Steve Winter was steeped in photography almost from birth. At the age of seven, his father, who was a member of the local camera club in Fort Wayne, Indiana, gave him an Instamatic camera. Soon, father and son were winning prizes in the annual Kodak snapshot contest. But it was seeing the work of the great photojournalists of National Geographic and LIFE magazines that made him dream of being a photographer. Today, Steve is one of the best known wildlife photographers in the world, whose photos, like “Hollywood Cougar,” have become some of the most iconic images of our time.
Q & A
You specialize in wildlife photography. What attracts you to that? And how do you think photography can make a difference?
Photography can be a powerful tool. One of the most important things is to show people the natural world in a completely new way. Tigers are the number one animals in the world. But how do you connect that animal, and the landscapes in which it lives, to our daily lives? The forests are the lungs of the world, providing 50 percent of the oxygen we breathe and 75 percent of all fresh water. If you save jaguars in the Amazon, lions and leopards in Africa, or tigers in South Asia, you’re helping us save ourselves.
You are currently working on a worldwide leopard story for National Geographic. Tell us about the project—and how it can help save leopards.
Like my photo “Hollywood Cougar,” I am trying to find images that people haven’t seen before, which give them a reason to care not only about these animals but also about the ecosystems in which they live—and then transfer it back to their own lives.
There are almost 60 leopards living in Mumbai, the fourth largest city in the world. Instead of the clichéd image of a leopard lying in a tree, if we can show people something jaw-dropping—like a leopard walking at night 50 meters from an apartment block in Mumbai—people will stop and look at leopards in a new way.
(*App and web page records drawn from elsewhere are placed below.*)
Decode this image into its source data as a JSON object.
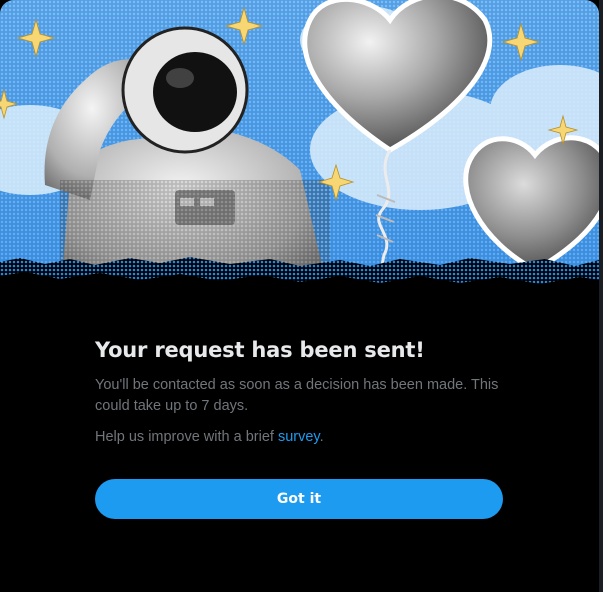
{
  "dialog": {
    "title": "Your request has been sent!",
    "body": "You'll be contacted as soon as a decision has been made. This could take up to 7 days.",
    "help_prefix": "Help us improve with a brief ",
    "help_link": "survey",
    "help_suffix": ".",
    "button_label": "Got it"
  },
  "colors": {
    "background": "#000000",
    "accent": "#1d9bf0",
    "title_text": "#e7e9ea",
    "secondary_text": "#71767b",
    "hero_sky": "#4a9ee6"
  },
  "illustration": {
    "subject": "astronaut-with-balloons",
    "icons": [
      "sparkle-icon",
      "balloon-icon",
      "astronaut-icon"
    ]
  }
}
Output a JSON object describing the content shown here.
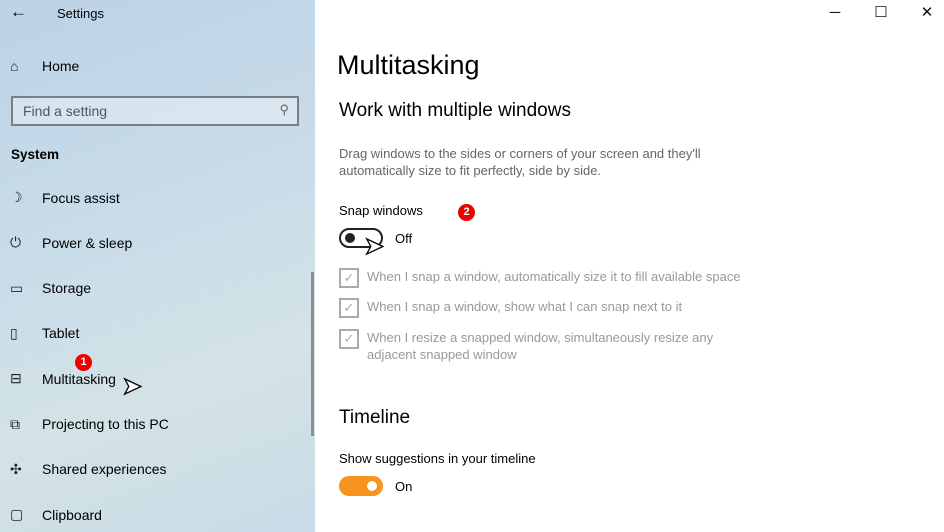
{
  "window": {
    "title": "Settings",
    "minimize": "─",
    "maximize": "☐",
    "close": "✕"
  },
  "sidebar": {
    "home": "Home",
    "search_placeholder": "Find a setting",
    "section": "System",
    "items": [
      {
        "label": "Focus assist",
        "icon": "moon-icon",
        "glyph": "☽"
      },
      {
        "label": "Power & sleep",
        "icon": "power-icon",
        "glyph": "⏻"
      },
      {
        "label": "Storage",
        "icon": "storage-icon",
        "glyph": "▭"
      },
      {
        "label": "Tablet",
        "icon": "tablet-icon",
        "glyph": "▯"
      },
      {
        "label": "Multitasking",
        "icon": "multitasking-icon",
        "glyph": "⊟"
      },
      {
        "label": "Projecting to this PC",
        "icon": "projecting-icon",
        "glyph": "⧉"
      },
      {
        "label": "Shared experiences",
        "icon": "shared-icon",
        "glyph": "✣"
      },
      {
        "label": "Clipboard",
        "icon": "clipboard-icon",
        "glyph": "▢"
      }
    ],
    "selected": "Multitasking"
  },
  "main": {
    "title": "Multitasking",
    "section1": "Work with multiple windows",
    "description": "Drag windows to the sides or corners of your screen and they'll automatically size to fit perfectly, side by side.",
    "snap_label": "Snap windows",
    "snap_state": "Off",
    "options": [
      "When I snap a window, automatically size it to fill available space",
      "When I snap a window, show what I can snap next to it",
      "When I resize a snapped window, simultaneously resize any adjacent snapped window"
    ],
    "section2": "Timeline",
    "timeline_label": "Show suggestions in your timeline",
    "timeline_state": "On"
  },
  "annotations": {
    "step1": "1",
    "step2": "2"
  },
  "colors": {
    "accent": "#f7941d",
    "badge": "#e00000"
  }
}
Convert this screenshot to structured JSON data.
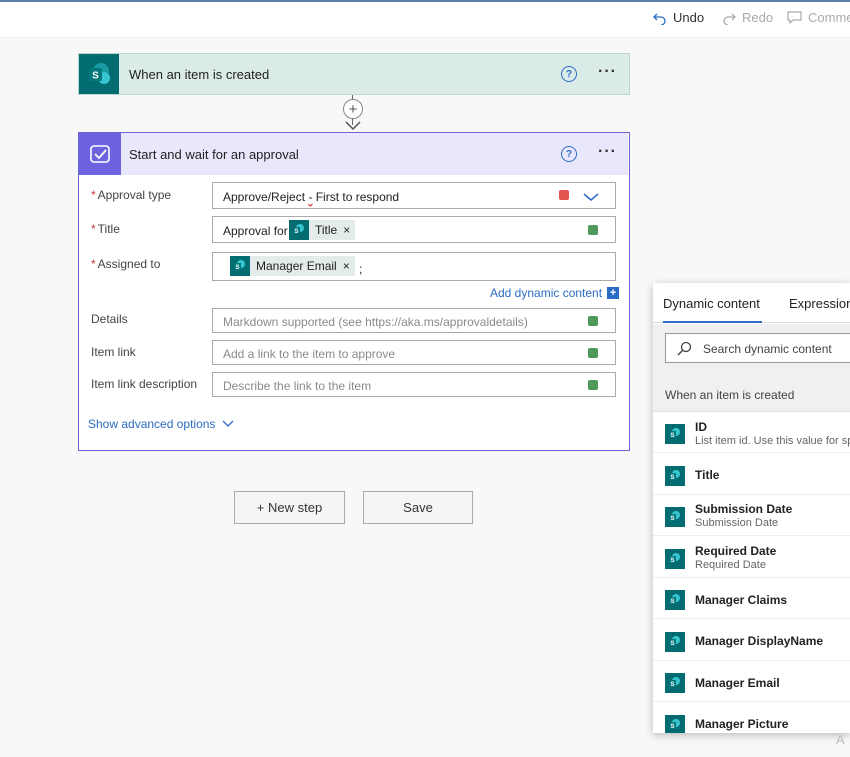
{
  "toolbar": {
    "undo": "Undo",
    "redo": "Redo",
    "comments": "Comme"
  },
  "trigger": {
    "title": "When an item is created",
    "help": "?",
    "more": "···"
  },
  "connector": {
    "plus": "+"
  },
  "approval": {
    "title": "Start and wait for an approval",
    "help": "?",
    "more": "···",
    "required_mark": "*",
    "approval_type": {
      "label": "Approval type",
      "value_prefix": "Approve/Reject ",
      "value_dash": "-",
      "value_suffix": " First to respond"
    },
    "title_field": {
      "label": "Title",
      "prefix": "Approval for",
      "token": "Title"
    },
    "assigned_to": {
      "label": "Assigned to",
      "token": "Manager Email",
      "suffix": ";"
    },
    "add_dynamic": "Add dynamic content",
    "add_dynamic_plus": "+",
    "details": {
      "label": "Details",
      "placeholder": "Markdown supported (see https://aka.ms/approvaldetails)"
    },
    "item_link": {
      "label": "Item link",
      "placeholder": "Add a link to the item to approve"
    },
    "item_link_description": {
      "label": "Item link description",
      "placeholder": "Describe the link to the item"
    },
    "show_advanced": "Show advanced options",
    "token_remove": "×"
  },
  "buttons": {
    "new_step": "+ New step",
    "save": "Save"
  },
  "panel": {
    "tabs": [
      "Dynamic content",
      "Expression"
    ],
    "search_placeholder": "Search dynamic content",
    "section": "When an item is created",
    "items": [
      {
        "name": "ID",
        "desc": "List item id. Use this value for sp"
      },
      {
        "name": "Title",
        "desc": ""
      },
      {
        "name": "Submission Date",
        "desc": "Submission Date"
      },
      {
        "name": "Required Date",
        "desc": "Required Date"
      },
      {
        "name": "Manager Claims",
        "desc": ""
      },
      {
        "name": "Manager DisplayName",
        "desc": ""
      },
      {
        "name": "Manager Email",
        "desc": ""
      },
      {
        "name": "Manager Picture",
        "desc": ""
      }
    ]
  },
  "corner_text": "A",
  "icons": {
    "sharepoint": "sharepoint-icon",
    "approval": "approval-icon",
    "undo": "undo-icon",
    "redo": "redo-icon",
    "comment": "comment-icon",
    "search": "search-icon",
    "chevron": "chevron-down-icon"
  },
  "colors": {
    "sharepoint_teal": "#036c70",
    "approval_purple": "#6d63e0",
    "link_blue": "#2b6cc4",
    "trigger_bg": "#dbebe7",
    "approval_header_bg": "#e8e7fb"
  }
}
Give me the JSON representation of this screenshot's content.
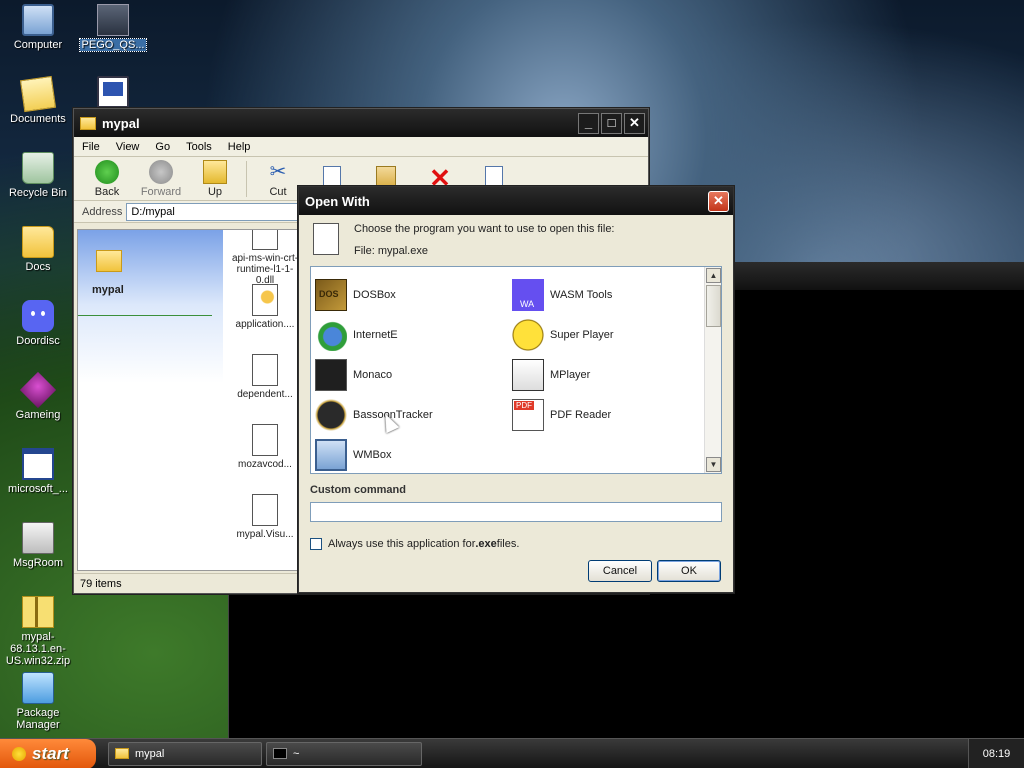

National Geographic Image Collection Interview With Steve Winter By Simon Worrall